SB-649 would save the state millions of dollars and would also give those convicted an opportunity to make a change without having to face the barriers convicted felons face, living as second class citizens. Author of SB-649, Mark Leno (D), suggests that offenders enter evidence based programs that have proven to have reduced recidivism and make our communities a safer place. Recidivism is a common occurrence in the state of California. It is in our citizens’ best interest to push for a reform in current controlled substance sentencing laws.
Ultimately, the goal of SB-649 is to reduce the cost spent on prison and attack the issue from the root by investing more on drug rehabilitation, education, social services and mental health services (Mark Leno (D).
Christine Mondragon and Jaimie Martinez are graduate students at the University of Southern California and candidates for master degrees in clinical social work.
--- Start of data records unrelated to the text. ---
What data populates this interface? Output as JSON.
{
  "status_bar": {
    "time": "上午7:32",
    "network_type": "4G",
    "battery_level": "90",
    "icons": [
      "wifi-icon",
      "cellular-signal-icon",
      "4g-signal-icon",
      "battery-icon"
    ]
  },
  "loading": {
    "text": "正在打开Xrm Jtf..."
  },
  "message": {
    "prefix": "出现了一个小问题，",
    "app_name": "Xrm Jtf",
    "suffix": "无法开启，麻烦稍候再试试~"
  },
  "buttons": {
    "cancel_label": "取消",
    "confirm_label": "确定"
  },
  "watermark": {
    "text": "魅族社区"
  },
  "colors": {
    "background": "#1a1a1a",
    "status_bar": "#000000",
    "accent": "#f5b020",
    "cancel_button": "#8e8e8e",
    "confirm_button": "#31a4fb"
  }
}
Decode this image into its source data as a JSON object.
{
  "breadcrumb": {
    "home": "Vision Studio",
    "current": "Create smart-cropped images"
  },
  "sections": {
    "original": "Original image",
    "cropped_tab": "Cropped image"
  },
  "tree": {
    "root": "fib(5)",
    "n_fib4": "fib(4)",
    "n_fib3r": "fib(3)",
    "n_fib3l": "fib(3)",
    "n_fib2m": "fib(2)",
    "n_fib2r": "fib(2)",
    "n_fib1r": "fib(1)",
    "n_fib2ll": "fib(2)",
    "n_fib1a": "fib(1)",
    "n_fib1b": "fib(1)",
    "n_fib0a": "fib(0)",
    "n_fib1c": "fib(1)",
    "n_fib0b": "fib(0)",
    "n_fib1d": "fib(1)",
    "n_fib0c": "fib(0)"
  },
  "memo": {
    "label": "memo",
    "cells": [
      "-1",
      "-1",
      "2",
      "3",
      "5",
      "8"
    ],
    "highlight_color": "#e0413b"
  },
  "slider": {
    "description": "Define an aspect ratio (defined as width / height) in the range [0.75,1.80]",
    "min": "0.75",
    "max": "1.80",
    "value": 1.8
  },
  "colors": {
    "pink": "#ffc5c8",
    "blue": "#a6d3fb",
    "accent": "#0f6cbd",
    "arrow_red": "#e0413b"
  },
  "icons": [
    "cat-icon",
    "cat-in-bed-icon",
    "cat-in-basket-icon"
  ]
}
They wrote this op-ed as part of an assignment at USC.
Published: May 15, 2014 - Volume 13 - Issue 05